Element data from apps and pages
|---|

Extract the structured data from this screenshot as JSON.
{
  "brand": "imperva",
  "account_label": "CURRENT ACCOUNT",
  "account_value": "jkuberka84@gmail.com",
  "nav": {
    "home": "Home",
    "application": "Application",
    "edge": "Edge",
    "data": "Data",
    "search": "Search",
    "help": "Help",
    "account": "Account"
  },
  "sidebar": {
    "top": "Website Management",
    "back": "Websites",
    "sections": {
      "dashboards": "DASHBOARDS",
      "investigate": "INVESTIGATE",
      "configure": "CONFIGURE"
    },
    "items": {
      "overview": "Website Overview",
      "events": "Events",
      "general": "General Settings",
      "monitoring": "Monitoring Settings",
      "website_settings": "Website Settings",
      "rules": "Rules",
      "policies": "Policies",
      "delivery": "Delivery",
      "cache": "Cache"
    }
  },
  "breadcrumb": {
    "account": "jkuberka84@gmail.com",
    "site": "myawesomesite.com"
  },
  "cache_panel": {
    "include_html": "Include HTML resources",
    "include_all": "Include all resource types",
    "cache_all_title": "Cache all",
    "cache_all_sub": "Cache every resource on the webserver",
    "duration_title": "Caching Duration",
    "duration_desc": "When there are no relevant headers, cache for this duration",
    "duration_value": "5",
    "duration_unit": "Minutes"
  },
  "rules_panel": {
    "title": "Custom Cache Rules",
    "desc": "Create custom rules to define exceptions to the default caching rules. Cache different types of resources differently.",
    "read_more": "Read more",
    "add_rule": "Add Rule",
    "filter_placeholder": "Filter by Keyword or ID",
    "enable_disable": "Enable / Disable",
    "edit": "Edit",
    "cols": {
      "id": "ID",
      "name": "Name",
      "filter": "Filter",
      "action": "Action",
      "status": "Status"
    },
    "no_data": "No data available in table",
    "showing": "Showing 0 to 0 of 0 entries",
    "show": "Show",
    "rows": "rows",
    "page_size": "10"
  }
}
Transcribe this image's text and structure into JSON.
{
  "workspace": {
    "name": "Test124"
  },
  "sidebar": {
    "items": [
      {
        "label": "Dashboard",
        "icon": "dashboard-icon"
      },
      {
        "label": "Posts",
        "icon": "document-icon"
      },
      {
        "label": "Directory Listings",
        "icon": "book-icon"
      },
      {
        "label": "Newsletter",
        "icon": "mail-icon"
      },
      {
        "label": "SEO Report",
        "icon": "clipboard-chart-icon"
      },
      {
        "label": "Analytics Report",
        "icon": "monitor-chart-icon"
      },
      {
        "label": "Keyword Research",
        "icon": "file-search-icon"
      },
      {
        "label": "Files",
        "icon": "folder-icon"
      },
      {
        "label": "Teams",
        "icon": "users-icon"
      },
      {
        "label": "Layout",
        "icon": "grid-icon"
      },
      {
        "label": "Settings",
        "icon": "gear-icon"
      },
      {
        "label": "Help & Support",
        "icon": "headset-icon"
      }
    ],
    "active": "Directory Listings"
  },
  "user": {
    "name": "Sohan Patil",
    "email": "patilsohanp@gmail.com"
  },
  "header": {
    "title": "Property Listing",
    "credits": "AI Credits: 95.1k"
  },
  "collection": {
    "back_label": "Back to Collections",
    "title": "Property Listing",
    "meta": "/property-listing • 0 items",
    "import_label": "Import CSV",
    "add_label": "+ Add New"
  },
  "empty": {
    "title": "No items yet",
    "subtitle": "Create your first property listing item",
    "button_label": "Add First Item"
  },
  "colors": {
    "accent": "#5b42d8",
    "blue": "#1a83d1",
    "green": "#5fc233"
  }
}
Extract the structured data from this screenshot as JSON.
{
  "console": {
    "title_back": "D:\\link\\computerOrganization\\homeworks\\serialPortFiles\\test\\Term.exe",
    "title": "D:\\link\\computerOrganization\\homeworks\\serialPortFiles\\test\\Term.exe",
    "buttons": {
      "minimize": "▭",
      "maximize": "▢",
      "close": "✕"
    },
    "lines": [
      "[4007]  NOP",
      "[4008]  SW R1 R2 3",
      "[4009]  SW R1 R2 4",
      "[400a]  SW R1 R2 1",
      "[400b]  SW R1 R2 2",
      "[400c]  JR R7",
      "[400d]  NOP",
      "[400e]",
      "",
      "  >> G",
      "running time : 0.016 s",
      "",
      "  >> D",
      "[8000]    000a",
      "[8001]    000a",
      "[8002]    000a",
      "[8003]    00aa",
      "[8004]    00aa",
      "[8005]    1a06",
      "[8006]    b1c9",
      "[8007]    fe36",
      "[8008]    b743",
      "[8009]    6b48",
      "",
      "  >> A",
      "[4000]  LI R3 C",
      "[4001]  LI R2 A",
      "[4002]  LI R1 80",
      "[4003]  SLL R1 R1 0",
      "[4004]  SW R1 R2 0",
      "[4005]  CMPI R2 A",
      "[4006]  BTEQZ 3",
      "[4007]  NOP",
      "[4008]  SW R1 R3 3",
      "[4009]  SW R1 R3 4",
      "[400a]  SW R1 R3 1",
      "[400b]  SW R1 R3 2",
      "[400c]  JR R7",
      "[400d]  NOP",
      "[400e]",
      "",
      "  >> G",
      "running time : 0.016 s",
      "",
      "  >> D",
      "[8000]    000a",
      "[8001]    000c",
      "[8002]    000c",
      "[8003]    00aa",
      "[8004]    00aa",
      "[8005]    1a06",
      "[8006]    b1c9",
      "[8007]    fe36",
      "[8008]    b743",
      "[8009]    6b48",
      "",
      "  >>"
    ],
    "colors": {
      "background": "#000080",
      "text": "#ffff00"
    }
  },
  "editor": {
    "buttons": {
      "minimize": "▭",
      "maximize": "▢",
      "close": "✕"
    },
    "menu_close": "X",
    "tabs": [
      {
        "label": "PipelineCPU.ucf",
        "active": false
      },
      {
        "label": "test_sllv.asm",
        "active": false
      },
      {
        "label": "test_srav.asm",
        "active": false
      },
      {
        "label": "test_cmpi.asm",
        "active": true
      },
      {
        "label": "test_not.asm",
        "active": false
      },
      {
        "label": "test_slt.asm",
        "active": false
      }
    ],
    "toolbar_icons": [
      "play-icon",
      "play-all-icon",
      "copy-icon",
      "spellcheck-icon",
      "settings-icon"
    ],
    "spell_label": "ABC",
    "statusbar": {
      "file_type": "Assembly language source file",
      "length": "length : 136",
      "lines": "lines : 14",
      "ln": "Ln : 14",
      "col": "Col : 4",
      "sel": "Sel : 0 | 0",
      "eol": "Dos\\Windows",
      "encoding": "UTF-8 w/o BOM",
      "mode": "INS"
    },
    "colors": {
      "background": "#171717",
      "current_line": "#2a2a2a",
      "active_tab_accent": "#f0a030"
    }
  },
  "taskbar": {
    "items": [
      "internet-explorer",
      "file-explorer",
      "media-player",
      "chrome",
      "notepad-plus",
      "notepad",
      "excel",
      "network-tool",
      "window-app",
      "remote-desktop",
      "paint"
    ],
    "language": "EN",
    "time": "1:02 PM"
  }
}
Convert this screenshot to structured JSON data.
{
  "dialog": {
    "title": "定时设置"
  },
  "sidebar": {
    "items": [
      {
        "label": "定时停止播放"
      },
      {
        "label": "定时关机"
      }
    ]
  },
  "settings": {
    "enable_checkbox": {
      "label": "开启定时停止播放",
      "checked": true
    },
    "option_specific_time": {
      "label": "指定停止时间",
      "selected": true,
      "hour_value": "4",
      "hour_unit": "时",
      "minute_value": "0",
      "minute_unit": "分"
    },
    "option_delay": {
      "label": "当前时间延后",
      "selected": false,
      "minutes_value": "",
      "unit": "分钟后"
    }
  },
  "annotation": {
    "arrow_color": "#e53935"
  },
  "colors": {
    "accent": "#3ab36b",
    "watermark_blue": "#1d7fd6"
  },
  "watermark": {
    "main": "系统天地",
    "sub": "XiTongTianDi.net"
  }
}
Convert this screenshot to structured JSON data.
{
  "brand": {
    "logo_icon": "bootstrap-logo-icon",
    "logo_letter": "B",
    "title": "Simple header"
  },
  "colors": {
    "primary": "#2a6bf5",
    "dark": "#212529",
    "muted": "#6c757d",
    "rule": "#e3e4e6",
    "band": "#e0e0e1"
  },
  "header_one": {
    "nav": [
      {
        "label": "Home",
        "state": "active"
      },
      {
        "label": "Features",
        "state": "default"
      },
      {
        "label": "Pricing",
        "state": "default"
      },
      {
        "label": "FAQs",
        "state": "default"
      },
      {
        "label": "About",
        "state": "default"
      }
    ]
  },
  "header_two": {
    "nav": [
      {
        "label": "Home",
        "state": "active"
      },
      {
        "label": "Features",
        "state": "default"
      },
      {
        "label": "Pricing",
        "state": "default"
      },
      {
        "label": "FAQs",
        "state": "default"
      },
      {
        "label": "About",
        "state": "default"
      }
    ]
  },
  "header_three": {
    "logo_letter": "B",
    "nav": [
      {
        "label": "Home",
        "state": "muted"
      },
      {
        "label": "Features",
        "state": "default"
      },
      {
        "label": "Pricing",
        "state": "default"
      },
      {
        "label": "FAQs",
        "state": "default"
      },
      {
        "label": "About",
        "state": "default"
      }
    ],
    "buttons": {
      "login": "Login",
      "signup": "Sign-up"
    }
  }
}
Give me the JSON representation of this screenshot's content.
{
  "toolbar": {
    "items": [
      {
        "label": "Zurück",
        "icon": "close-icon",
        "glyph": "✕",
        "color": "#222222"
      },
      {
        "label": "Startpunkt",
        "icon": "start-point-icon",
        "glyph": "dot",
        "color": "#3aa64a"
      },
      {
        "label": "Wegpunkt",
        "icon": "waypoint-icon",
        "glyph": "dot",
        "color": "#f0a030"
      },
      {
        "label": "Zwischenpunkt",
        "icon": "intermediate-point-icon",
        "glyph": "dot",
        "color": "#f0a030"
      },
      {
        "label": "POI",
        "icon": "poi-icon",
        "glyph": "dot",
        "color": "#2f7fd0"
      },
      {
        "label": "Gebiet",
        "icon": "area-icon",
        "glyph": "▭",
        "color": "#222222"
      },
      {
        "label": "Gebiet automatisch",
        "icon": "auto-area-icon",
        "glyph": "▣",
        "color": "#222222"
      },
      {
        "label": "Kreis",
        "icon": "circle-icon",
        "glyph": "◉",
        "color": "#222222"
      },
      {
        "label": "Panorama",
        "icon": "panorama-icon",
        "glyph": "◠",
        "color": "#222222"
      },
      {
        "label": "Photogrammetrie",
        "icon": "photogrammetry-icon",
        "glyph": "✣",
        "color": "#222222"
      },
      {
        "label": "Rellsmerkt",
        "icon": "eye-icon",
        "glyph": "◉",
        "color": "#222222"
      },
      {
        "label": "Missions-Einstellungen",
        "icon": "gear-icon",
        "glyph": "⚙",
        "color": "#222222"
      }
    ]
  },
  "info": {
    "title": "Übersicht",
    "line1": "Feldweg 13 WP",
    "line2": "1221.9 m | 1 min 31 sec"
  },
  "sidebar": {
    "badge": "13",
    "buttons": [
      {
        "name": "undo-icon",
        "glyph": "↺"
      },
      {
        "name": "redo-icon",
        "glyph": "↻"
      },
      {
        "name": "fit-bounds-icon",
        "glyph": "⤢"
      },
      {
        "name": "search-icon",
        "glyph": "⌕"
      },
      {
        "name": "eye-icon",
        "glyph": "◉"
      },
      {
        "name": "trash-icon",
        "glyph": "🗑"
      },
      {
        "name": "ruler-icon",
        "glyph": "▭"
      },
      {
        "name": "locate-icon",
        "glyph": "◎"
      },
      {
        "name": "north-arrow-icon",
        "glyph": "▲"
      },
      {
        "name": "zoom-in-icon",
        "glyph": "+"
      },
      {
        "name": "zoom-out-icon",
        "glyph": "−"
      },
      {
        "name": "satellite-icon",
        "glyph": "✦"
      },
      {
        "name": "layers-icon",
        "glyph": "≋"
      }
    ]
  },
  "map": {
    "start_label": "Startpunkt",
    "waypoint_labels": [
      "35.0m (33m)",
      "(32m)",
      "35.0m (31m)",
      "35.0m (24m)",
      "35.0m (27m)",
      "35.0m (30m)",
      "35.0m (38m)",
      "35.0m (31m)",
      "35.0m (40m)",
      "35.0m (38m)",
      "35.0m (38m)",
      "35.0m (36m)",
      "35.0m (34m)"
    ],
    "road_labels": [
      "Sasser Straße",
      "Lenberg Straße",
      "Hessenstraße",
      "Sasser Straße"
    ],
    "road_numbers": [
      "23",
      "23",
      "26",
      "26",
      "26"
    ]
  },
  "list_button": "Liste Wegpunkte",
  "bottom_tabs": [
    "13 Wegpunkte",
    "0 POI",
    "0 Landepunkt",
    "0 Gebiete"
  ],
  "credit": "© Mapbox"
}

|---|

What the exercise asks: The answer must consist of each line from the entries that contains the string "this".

Expected output:
Extract the structured data from this screenshot as JSON.
    "duration_desc": "When there are no relevant headers, cache for this duration",
Transcribe this image's text and structure into JSON.
Extract the structured data from this screenshot as JSON.
Convert this screenshot to structured JSON data.
Convert this screenshot to structured JSON data.
Give me the JSON representation of this screenshot's content.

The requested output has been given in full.